§ Provided records:
■ ■ ■

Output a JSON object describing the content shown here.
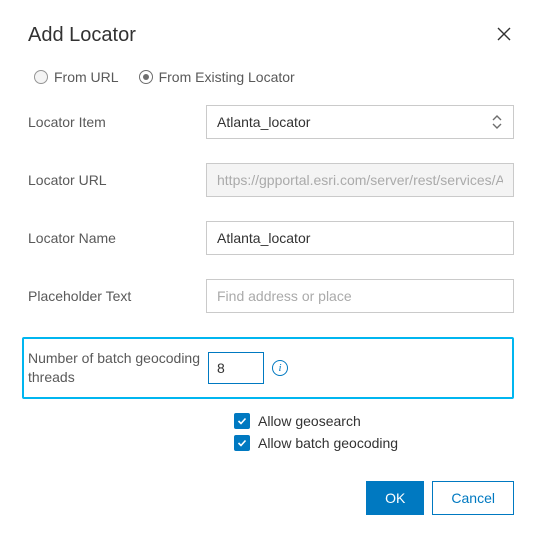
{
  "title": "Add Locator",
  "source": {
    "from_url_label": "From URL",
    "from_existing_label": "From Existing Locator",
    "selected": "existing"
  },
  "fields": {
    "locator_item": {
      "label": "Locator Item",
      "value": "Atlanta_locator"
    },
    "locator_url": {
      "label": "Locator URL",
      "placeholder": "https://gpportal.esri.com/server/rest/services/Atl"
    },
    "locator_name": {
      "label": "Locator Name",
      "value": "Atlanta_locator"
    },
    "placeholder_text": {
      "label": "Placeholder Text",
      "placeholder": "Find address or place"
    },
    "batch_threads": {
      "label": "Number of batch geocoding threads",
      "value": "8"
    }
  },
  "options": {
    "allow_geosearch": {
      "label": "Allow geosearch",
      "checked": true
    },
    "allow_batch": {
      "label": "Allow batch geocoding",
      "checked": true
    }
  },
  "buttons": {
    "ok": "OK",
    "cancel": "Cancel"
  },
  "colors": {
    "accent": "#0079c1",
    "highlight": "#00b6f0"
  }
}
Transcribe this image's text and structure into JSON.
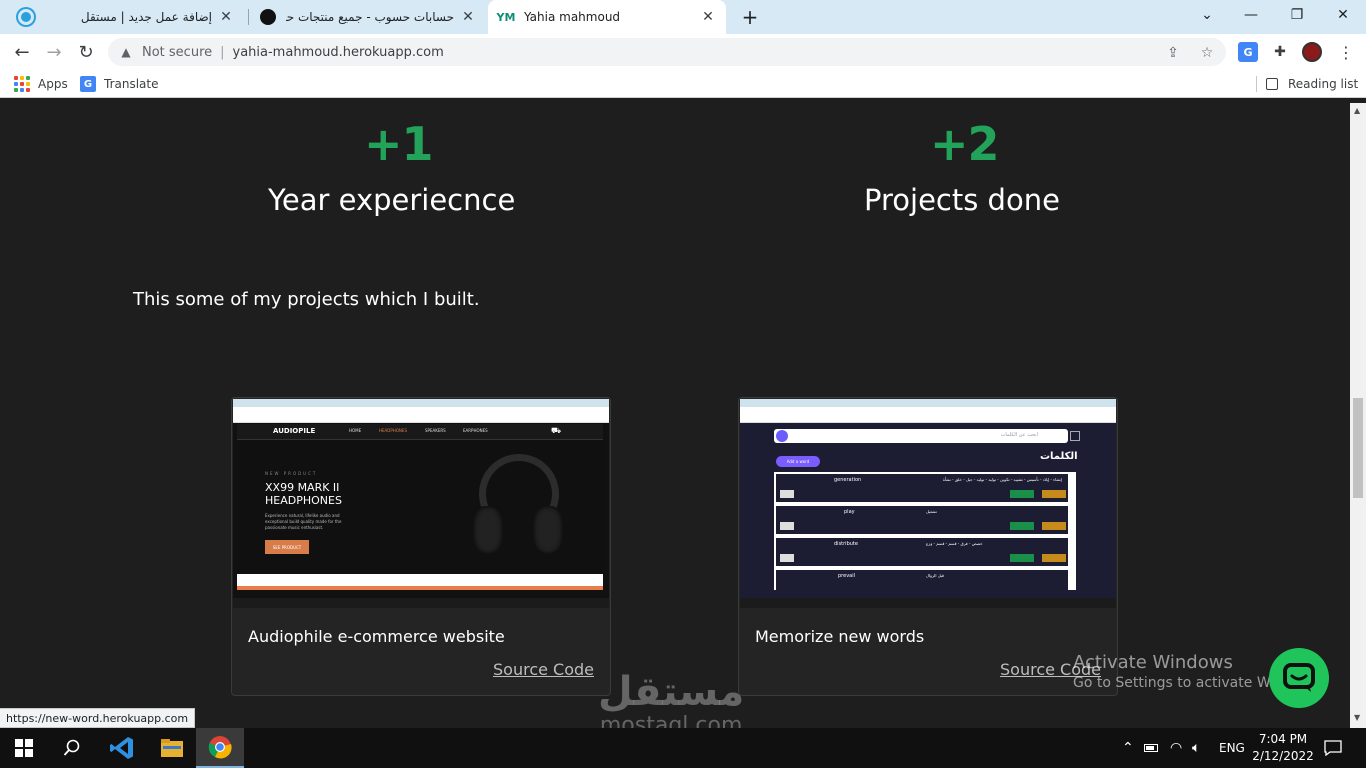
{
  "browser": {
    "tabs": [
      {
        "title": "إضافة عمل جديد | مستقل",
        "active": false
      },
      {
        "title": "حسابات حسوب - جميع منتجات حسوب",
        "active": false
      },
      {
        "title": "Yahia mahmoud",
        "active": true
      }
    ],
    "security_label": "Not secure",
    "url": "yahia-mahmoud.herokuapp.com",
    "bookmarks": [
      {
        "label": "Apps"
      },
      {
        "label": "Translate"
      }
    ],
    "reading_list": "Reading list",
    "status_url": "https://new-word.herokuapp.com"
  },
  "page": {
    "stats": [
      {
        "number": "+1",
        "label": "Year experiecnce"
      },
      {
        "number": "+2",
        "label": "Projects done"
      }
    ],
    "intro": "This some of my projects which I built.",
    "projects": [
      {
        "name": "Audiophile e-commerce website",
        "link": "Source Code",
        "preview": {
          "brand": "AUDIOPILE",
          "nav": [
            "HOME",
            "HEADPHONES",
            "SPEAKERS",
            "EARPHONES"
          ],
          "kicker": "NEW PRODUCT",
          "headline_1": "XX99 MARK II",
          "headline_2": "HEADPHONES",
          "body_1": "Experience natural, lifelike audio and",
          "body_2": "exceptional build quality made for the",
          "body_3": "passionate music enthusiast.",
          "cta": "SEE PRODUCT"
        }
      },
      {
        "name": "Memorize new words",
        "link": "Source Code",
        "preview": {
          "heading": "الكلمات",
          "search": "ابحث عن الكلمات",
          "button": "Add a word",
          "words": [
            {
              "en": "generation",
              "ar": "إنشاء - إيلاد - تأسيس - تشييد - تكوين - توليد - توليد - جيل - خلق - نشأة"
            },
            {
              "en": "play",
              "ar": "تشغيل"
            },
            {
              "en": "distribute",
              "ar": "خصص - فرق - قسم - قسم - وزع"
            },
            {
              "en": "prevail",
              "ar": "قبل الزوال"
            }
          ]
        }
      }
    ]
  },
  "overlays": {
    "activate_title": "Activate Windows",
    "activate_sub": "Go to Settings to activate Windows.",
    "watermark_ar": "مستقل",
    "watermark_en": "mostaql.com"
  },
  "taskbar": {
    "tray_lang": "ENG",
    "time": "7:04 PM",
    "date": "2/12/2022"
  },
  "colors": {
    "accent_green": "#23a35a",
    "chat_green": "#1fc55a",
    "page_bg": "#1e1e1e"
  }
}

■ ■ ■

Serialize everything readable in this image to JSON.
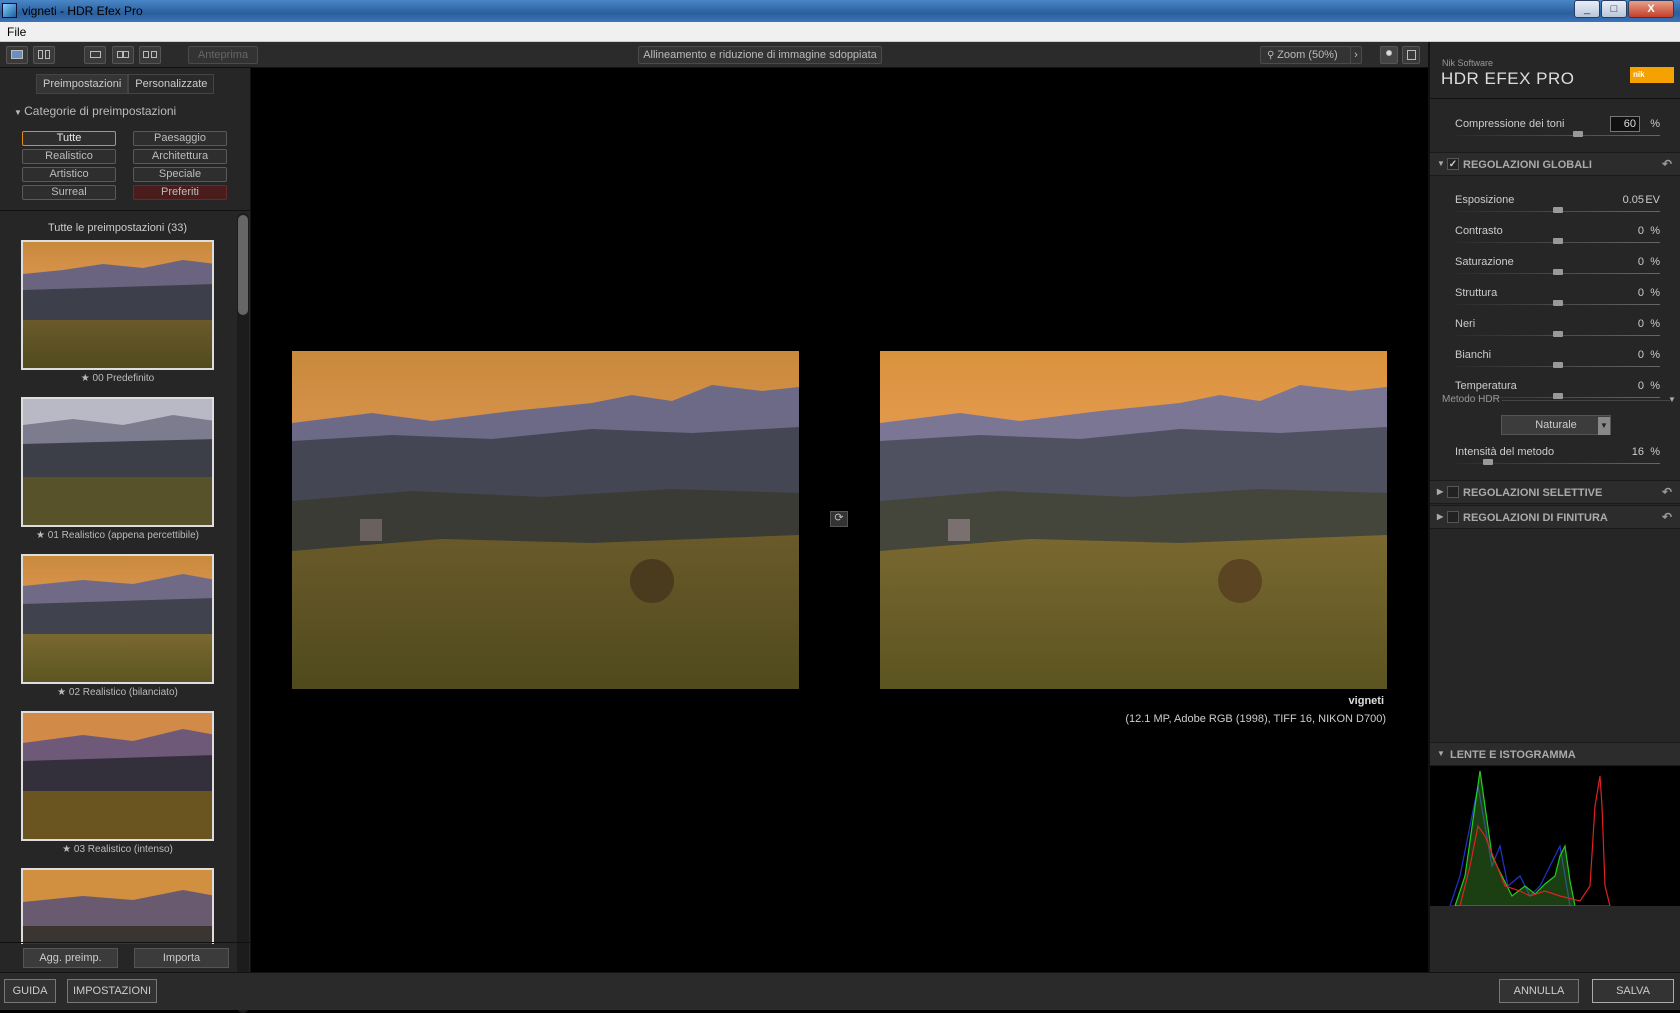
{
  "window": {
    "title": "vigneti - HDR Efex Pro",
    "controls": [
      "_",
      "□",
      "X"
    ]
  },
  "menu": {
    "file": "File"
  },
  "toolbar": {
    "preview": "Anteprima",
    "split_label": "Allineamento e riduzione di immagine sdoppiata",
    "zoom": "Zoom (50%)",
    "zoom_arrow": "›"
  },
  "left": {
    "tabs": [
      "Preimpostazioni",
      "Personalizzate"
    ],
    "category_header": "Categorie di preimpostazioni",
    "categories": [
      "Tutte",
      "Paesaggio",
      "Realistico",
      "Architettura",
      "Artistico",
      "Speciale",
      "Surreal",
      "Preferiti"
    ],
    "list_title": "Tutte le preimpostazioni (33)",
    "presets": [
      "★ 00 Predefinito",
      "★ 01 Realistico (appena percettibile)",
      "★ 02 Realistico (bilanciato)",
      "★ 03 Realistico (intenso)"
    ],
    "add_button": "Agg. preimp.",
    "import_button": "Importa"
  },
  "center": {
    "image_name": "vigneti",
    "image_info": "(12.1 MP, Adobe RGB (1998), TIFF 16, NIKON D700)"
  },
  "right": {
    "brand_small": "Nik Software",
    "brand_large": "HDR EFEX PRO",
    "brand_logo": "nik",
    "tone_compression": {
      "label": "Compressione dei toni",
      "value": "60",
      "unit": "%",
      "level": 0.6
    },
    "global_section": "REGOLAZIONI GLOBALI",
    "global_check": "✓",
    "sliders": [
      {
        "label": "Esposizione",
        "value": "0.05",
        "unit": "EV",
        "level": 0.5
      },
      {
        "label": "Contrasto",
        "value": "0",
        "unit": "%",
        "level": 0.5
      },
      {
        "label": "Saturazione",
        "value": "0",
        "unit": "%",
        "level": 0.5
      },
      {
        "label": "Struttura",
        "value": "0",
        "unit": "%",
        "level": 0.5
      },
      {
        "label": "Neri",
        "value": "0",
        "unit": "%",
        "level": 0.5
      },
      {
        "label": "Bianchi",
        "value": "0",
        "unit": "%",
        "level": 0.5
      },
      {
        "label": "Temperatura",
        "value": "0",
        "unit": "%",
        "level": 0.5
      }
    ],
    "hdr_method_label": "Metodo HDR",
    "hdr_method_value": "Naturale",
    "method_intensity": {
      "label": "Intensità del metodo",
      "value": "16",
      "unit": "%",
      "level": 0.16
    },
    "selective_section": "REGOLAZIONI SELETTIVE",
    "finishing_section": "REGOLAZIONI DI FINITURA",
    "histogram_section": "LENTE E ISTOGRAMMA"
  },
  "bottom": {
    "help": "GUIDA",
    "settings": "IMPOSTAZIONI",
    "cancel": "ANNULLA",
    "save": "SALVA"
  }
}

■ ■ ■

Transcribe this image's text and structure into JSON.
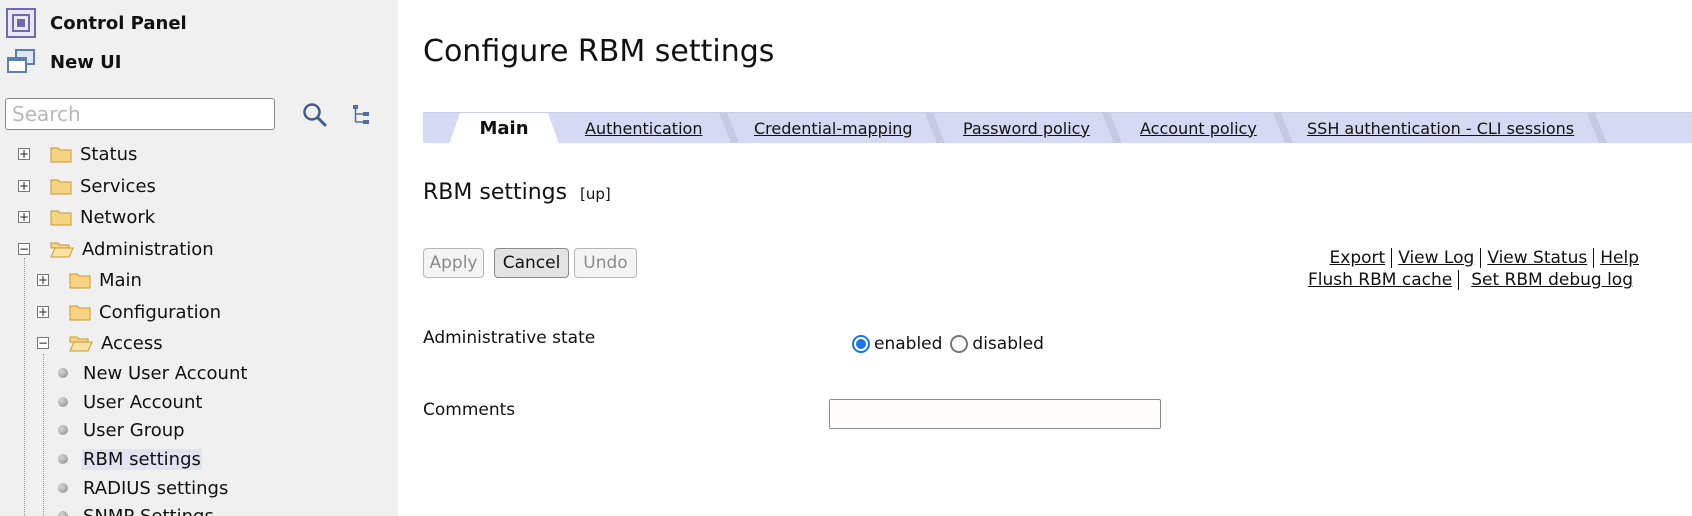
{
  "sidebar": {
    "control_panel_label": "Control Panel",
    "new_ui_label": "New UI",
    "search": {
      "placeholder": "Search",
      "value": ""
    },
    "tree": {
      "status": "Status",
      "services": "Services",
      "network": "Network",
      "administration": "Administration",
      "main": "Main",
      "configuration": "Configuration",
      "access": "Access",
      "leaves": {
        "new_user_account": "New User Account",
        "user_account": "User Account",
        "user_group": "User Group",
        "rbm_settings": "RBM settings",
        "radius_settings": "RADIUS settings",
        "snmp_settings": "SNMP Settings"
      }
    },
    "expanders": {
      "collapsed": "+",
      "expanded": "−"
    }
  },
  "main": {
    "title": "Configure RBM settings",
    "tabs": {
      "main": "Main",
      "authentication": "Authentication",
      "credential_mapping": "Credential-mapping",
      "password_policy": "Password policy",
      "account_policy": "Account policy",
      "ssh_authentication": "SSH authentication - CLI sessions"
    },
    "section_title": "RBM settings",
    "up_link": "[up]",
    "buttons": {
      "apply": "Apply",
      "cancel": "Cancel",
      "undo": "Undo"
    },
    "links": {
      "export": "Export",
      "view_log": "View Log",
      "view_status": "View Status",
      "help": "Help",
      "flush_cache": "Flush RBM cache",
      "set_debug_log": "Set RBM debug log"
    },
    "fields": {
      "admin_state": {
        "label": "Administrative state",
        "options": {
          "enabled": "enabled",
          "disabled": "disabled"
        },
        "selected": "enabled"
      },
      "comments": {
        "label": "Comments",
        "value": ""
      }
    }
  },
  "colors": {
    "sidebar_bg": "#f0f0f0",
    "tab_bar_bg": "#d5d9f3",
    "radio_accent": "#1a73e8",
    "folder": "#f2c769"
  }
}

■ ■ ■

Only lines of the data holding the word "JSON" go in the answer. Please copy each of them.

Output a JSON object describing the content shown here.
Transcribe this image's text and structure into JSON.
Serialize everything readable in this image to JSON.
Transcribe this image's text and structure into JSON.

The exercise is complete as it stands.